The FBI is looking into reports that Burr told donors in February that the coronavirus would be a serious pandemic, and then traded $1.6 million in stocks. The Bureau served a search warrant on Burr, seizing his cell phone and searching his home, trying to determine if Burr’s stock trading was based on inside information gleaned from his position as Senate intel chair.
Alice Fisher, a lawyer who is advising Burr, said in a statement in March:
“The law is clear that any American — including a senator — may participate in the stock market based on public information, as Senator Burr did. When this issue arose, Senator Burr immediately asked the Senate Ethics Committee to conduct a complete review, and he will cooperate with that review as well as any other appropriate inquiry. Senator Burr welcomes a thorough review of the facts in this matter, which will establish that his actions were appropriate.”
Burr has previously announced he will not seek re-election. He was re-elected in 2016, and the next election for his seat is in 2022.
Senator Burr informed Senate Majority Leader Mitch McConnell of his decision.
“Senator Burr contacted me this morning to inform me of his decision to step aside as Chairman of the Intelligence Committee during the pendency of the investigation,” Senate Majority Leader Mitch McConnell said in a statement Thursday. “We agreed that this decision would be in the best interests of the committee and will be effective at the end of the day tomorrow.”
Burr isn’t the only senator in trouble for possible insider trading charges.
Disclosure records also show that three other senators sold major holdings around the same time: Dianne Feinstein, D-Calif., Kelly Loeffler, R-Ga., and James Inhofe, R-Okla., according to The New York Times.
Loeffler has defended the sales, saying that “investment decisions are made by multiple third-party advisers without my or my husband’s knowledge or involvement.” Her husband, Jeffrey Sprecher, is chairman of the New York Stock Exchange.

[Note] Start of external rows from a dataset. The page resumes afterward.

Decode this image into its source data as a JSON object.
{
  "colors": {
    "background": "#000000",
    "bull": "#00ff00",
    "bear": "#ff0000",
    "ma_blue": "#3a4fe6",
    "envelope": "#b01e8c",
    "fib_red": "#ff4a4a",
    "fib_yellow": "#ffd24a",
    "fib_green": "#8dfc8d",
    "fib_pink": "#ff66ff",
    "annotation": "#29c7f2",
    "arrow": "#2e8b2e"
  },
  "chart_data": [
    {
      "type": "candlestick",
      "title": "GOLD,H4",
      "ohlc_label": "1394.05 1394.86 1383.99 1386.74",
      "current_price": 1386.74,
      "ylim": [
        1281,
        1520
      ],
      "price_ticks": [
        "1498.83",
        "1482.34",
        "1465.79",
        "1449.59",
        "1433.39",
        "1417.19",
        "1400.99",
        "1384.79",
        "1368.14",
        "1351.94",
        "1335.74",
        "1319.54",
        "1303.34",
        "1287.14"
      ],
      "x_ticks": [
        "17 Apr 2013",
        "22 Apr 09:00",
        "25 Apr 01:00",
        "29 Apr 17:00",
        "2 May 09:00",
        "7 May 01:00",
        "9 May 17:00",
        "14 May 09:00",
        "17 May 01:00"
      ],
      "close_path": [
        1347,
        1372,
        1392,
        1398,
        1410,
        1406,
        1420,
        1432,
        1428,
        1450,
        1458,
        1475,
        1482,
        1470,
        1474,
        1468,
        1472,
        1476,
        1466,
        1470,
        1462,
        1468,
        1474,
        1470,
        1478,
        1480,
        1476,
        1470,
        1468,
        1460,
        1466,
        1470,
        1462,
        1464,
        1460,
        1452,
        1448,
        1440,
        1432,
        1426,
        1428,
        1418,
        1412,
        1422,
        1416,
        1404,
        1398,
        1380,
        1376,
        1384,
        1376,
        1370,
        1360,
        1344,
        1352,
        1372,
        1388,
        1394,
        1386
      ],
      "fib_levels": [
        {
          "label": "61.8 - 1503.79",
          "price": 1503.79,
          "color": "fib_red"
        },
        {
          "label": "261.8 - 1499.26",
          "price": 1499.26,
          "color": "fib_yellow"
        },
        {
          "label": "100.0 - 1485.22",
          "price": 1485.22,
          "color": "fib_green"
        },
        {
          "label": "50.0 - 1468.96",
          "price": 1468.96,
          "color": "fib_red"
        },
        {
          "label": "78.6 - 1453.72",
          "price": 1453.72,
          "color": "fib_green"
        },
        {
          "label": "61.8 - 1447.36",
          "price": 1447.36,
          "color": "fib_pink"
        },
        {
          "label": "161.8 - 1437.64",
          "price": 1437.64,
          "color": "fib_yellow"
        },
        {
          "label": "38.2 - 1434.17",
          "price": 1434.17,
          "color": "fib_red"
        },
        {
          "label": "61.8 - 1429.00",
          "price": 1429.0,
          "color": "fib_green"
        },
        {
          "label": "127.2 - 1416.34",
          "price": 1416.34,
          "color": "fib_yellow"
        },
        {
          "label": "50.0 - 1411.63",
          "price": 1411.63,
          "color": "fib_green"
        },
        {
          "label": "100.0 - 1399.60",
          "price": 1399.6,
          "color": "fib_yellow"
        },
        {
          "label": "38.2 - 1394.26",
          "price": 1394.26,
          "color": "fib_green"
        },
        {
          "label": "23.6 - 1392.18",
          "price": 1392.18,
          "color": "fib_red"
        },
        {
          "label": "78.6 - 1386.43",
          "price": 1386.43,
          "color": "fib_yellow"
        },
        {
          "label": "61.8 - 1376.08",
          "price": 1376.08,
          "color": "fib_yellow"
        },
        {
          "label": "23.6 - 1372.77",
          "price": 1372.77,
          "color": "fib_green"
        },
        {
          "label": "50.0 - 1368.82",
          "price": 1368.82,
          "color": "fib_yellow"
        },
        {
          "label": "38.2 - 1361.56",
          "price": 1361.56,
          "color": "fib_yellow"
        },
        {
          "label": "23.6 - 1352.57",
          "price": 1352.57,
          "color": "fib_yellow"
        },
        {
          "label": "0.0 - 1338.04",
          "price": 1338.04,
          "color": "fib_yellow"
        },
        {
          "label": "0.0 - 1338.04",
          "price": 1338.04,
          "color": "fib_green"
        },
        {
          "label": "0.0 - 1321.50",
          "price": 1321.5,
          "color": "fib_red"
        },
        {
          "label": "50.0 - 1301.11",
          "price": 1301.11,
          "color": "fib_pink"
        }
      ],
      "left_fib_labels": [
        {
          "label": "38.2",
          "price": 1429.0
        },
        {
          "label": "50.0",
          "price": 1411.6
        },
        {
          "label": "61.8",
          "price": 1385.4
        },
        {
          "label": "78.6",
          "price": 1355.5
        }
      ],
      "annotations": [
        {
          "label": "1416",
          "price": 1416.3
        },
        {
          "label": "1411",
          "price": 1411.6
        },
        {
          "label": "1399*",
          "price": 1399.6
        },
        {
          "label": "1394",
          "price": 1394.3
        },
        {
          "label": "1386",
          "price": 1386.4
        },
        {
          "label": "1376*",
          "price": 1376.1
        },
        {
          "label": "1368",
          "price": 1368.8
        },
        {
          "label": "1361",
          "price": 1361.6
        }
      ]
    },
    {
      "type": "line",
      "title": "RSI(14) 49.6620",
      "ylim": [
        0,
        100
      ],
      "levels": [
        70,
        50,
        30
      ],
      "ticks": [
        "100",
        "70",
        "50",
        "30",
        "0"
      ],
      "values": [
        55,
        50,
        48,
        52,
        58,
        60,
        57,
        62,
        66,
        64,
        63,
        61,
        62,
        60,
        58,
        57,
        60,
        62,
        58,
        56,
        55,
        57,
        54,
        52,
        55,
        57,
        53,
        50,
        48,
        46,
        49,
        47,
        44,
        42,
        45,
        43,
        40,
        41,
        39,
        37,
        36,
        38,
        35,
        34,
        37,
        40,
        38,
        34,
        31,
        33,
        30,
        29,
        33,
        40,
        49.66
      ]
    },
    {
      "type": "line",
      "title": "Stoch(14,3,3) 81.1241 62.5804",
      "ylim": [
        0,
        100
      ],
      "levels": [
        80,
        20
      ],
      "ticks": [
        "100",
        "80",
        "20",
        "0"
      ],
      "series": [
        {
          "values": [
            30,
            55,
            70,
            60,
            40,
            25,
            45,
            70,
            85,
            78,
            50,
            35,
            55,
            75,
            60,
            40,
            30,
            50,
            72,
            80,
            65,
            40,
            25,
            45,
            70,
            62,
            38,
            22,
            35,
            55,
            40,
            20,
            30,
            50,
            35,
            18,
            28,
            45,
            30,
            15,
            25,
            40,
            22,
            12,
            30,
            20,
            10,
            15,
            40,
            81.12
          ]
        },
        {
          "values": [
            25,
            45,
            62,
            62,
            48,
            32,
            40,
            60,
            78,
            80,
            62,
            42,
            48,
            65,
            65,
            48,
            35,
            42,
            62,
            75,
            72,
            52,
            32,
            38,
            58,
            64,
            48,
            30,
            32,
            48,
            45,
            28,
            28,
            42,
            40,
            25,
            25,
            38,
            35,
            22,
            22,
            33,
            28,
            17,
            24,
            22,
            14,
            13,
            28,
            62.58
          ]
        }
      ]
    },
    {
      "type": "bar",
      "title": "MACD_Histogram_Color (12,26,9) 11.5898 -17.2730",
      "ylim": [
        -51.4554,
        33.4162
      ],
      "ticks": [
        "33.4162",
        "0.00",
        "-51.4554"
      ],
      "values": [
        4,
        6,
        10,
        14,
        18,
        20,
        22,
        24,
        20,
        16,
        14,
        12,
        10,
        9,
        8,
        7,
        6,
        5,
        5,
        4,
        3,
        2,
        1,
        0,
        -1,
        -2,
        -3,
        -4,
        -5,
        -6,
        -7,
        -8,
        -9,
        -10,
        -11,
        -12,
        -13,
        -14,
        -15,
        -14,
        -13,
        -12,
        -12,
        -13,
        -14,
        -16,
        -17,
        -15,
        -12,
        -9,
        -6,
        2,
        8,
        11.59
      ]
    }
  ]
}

A Feinstein spokesman in March said that the senator did not sell any stock and that “the transactions you’re referencing were made by her spouse.”
Burr seems to be the most exposed of the four. His trades could easily be construed as being based on his knowledge of the coronavirus as intelligence committee chairman.
In this instance, he’s perceived as guilty unless he can prove his innocence.